Carbon monoxide (CO), is a toxic gas that is colorless and odorless. You can’t see it, taste it, or smell its toxic fumes, but it can kill you before you are even aware of its presence. Exposure to carbon monoxide can affect people differently based on age, overall health, and the concentration and length of exposure.
Where Does Carbon Monoxide Come From?
When people think of the negative effects of air pollution, they usually think of outdoor pollution. However, indoor air quality will also impact your health. The following are some potential indoor sources of carbon monoxide:
- Gas stoves
- Gas powered equipment and generators
- Smoking tobacco
- Leaking chimneys and furnaces
- Automobile smoke trapped in garages
- Incomplete combustion of fuels
- Back-drafting from furnaces, gas water heaters, and fireplaces
What Are the Health Effects Related to Carbon Monoxide?
The health effects of carbon monoxide depend on several factors, including the concentration of carbon monoxide, length of exposure, and health of the individual. When carbon monoxide is experienced at low concentrations, healthy people may feel fatigued, and people with heart disease may get chest pain. When Carbon monoxide is experienced at moderate concentrations you might experience angina, impaired vision, and lowered brain function. When carbon monoxide is experienced at high concentrations you may experience:
- Flu-like symptoms
- Impaired vision and coordination
What Are Average Levels of Carbon Monoxide in Your Home?
The average level of carbon monoxide in your home can vary between 0.5 to 5 parts per million (ppm). A properly adjusted stove should have carbon monoxide levels between 5 to 15 ppm while a poorly adjusted stove may put out 30 ppm or more of carbon monoxide. Levels of carbon monoxide over 400 ppm are dangerous to human health.
How Can You Detect Carbon Monoxide?
Because carbon monoxide is colorless and odorless, carbon monoxide detectors are the best way to detect and help prevent carbon monoxide poisoning. It is easy to install carbon monoxide detectors in your home, and they work much like fire or smoke alarms by sounding an alarm when they detect elevated levels of carbon monoxide.
You’ll find detectors with different types of sensors that set off the detector in various ways.

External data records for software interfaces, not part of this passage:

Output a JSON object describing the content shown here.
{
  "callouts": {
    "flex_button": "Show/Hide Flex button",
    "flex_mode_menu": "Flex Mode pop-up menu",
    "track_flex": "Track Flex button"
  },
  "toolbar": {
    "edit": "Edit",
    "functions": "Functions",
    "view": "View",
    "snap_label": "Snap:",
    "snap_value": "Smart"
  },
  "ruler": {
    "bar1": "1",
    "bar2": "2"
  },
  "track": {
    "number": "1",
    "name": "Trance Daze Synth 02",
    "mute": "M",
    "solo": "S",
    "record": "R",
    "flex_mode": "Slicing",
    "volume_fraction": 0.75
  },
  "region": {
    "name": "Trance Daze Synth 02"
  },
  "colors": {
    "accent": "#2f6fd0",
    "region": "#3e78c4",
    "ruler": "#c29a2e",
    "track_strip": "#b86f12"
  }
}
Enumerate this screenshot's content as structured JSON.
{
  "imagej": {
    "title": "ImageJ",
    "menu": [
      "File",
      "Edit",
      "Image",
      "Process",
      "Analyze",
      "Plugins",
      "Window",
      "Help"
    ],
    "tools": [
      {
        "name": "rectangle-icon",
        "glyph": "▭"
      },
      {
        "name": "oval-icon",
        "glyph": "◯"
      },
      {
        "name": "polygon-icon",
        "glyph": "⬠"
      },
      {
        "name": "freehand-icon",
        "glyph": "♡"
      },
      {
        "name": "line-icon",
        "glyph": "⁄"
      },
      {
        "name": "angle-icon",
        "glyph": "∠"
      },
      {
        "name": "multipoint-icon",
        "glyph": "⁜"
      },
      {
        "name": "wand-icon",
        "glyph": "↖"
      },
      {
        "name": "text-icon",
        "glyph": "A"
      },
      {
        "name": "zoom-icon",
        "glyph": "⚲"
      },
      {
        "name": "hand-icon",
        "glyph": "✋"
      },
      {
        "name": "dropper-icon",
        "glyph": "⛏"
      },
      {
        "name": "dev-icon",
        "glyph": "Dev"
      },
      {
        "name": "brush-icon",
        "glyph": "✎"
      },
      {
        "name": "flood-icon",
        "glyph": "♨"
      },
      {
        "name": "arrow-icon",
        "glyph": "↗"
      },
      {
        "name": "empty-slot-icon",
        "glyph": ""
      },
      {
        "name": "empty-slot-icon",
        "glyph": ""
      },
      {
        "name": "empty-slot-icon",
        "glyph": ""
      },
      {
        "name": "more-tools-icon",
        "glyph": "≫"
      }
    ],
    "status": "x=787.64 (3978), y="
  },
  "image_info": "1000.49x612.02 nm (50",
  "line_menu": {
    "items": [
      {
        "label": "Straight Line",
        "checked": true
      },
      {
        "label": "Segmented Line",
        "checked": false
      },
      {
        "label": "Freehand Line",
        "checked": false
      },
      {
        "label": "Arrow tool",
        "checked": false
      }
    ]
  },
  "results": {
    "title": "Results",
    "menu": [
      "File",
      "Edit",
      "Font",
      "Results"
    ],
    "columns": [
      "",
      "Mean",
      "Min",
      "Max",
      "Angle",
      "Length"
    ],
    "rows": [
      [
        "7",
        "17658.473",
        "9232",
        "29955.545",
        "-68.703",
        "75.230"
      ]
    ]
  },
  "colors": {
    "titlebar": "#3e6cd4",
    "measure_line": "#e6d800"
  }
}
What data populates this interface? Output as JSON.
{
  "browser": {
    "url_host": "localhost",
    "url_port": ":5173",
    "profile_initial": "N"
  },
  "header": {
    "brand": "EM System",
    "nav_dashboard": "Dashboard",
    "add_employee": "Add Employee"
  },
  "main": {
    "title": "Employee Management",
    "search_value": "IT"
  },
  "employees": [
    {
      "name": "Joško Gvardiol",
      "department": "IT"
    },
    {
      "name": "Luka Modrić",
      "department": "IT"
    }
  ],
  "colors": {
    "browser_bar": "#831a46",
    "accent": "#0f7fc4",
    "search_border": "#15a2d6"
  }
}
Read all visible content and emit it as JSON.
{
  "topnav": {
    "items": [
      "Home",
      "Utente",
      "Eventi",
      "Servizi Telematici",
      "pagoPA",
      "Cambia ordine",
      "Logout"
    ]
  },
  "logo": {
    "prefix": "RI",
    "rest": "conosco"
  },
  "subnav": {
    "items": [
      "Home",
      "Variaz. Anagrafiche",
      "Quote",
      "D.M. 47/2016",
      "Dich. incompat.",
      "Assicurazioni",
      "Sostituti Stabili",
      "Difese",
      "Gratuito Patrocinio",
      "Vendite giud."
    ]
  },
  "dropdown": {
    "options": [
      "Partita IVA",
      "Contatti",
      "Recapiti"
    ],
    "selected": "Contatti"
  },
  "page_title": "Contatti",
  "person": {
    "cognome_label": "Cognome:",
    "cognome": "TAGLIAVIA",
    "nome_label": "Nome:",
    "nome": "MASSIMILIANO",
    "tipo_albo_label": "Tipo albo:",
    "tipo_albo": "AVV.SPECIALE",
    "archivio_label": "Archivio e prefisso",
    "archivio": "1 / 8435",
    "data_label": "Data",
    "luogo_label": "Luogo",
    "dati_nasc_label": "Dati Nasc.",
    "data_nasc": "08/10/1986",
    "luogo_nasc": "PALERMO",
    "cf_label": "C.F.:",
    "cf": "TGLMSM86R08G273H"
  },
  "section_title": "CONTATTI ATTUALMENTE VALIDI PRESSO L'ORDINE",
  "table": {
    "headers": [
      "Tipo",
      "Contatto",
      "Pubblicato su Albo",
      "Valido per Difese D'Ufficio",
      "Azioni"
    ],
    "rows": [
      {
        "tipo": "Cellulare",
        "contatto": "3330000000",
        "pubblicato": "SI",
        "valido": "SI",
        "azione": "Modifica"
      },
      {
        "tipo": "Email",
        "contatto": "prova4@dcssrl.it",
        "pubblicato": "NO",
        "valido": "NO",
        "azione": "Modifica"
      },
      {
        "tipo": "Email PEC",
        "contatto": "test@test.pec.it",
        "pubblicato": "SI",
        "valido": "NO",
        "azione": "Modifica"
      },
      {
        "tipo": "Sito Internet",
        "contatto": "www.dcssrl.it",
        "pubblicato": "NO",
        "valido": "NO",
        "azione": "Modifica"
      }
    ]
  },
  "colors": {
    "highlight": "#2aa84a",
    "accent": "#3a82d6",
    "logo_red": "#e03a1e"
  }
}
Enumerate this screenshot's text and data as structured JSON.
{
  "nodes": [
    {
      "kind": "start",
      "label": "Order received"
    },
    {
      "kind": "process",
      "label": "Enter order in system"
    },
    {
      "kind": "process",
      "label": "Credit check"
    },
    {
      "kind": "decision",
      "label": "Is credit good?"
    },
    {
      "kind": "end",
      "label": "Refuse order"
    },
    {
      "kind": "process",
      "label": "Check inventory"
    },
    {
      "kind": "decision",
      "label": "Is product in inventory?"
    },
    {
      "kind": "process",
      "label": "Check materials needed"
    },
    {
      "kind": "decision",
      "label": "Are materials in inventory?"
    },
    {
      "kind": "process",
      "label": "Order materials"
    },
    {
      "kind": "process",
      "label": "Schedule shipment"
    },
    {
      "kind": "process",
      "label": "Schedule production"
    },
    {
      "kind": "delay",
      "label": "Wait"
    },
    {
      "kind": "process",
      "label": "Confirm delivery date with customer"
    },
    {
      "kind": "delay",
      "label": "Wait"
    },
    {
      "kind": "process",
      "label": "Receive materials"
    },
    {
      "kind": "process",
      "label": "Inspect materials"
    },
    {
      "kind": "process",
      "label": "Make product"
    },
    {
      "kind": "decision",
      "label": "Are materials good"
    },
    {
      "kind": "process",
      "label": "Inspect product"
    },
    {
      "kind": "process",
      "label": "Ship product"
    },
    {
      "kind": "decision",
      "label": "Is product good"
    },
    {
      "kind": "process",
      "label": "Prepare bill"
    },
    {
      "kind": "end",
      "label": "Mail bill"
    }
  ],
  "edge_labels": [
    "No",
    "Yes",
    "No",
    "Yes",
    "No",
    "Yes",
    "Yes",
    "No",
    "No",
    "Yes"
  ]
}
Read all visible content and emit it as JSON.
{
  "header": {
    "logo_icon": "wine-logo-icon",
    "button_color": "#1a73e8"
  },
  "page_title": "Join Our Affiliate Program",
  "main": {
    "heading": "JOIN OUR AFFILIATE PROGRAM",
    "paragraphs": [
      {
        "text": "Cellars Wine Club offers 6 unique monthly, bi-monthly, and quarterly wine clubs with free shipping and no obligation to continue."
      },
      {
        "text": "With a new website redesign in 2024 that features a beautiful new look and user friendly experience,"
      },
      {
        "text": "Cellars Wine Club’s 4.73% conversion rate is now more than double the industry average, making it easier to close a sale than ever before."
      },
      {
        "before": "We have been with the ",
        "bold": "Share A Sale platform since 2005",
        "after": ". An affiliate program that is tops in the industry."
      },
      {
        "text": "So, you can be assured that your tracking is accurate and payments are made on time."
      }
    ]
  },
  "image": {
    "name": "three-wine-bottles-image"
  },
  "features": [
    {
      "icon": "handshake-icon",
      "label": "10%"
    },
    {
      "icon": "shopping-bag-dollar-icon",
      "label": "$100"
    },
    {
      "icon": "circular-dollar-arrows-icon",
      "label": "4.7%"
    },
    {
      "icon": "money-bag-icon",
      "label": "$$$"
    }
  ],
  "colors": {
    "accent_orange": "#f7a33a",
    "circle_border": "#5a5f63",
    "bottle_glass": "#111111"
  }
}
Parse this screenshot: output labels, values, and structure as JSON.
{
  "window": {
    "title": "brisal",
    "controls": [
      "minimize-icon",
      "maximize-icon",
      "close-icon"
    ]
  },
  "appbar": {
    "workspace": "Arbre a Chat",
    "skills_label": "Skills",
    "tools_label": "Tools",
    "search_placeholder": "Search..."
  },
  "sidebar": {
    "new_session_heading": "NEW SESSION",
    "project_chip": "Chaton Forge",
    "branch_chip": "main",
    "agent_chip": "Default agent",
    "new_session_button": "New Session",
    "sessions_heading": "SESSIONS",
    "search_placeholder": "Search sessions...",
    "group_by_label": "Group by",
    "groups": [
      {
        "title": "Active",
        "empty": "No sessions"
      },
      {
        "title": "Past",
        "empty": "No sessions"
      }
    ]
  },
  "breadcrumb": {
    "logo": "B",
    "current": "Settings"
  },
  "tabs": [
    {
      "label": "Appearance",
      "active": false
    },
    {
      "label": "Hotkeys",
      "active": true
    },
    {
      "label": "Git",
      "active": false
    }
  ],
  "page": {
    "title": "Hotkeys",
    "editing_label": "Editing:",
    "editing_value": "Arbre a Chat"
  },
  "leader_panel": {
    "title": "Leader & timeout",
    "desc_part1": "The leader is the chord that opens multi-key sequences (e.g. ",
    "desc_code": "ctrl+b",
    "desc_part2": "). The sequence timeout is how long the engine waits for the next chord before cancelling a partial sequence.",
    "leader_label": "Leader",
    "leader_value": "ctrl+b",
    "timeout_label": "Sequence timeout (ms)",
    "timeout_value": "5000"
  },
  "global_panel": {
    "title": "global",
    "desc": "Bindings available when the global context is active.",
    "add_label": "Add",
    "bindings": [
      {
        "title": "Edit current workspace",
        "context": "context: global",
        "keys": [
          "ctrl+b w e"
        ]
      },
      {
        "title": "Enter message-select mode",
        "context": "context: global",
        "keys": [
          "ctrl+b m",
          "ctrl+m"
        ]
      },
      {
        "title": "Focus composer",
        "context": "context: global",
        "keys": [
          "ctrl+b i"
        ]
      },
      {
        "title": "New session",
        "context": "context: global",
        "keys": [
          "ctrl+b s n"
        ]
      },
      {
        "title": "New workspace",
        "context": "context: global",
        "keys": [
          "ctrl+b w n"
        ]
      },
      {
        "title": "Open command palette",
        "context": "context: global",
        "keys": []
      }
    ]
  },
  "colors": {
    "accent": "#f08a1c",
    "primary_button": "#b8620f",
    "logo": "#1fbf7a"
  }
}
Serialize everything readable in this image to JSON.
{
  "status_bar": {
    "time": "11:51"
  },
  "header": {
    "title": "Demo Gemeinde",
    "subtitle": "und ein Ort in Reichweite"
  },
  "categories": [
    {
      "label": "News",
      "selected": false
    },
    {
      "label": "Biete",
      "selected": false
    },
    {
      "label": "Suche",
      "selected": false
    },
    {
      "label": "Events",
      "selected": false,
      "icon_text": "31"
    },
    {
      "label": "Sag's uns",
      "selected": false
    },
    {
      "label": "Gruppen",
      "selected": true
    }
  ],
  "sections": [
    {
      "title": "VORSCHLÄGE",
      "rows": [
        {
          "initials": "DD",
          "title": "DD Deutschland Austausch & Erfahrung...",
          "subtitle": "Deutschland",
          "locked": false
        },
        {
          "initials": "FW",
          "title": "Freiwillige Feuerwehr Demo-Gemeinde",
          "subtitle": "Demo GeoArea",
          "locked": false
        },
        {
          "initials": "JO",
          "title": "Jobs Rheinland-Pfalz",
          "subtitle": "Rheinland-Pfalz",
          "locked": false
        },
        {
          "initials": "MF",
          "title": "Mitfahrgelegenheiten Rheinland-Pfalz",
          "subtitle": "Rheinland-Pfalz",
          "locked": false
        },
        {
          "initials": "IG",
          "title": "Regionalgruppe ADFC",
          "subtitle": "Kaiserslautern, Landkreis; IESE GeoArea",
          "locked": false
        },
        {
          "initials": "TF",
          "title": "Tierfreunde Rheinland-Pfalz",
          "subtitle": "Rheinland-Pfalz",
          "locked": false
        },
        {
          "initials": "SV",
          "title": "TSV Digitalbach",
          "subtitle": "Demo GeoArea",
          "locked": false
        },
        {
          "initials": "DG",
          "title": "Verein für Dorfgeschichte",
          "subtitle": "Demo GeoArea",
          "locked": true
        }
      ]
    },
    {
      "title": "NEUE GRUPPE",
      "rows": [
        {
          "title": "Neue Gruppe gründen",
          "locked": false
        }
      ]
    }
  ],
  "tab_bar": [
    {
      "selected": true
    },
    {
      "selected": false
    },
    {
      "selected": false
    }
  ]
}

Biometric sensors use a gel that will change color when carbon monoxide is absorbed, and this triggers an alarm. Metal oxide semiconductors feature a silica chip that lowers electrical resistance when it detects carbon monoxide. Finally, electrochemical sensors use electrodes that are immersed in a chemical solution. They detect changes in electrical currents when they come into contact with carbon monoxide, and this change triggers the alarm.
How Can You Reduce Carbon Monoxide in Your Home?
The most important way to reduce carbon monoxide levels in your home is to make sure you keep fossil-fuel-powered equipment maintained and adjusted properly. It is also important not to run vehicles too close to your home or keep vehicles idling for excessive time periods in an attached garage or similar structure.
Additionally, you should never run a generator inside your home, garage, crawlspaces, shed, or similar locations. Carbon monoxide concentrations can rapidly build up in these confined spaces, and increased concentrations can become deadly and will linger for hours, even after the generator has been turned off.
Additional ways to reduce exposure to carbon monoxide include keeping gas appliances adjusted properly and buying a vented space heater when replacing an unvented one. It’s also important to use the correct fuel in kerosene space heaters and to install and use an exhaust fan over stoves. Moreover, you should make sure that the flue is opened when using a fireplace and have a trained professional inspect, clean, and tune-up central heating systems annually. That’s where Weather Masters comes in.
Where Can You Go for Help With Carbon Monoxide Readiness?
Weather Masters serves Frederick MD and the surrounding areas. Our experienced team can help to ensure that your home has the best carbon monoxide detectors and equipment to protect your family from this dangerous toxic gas.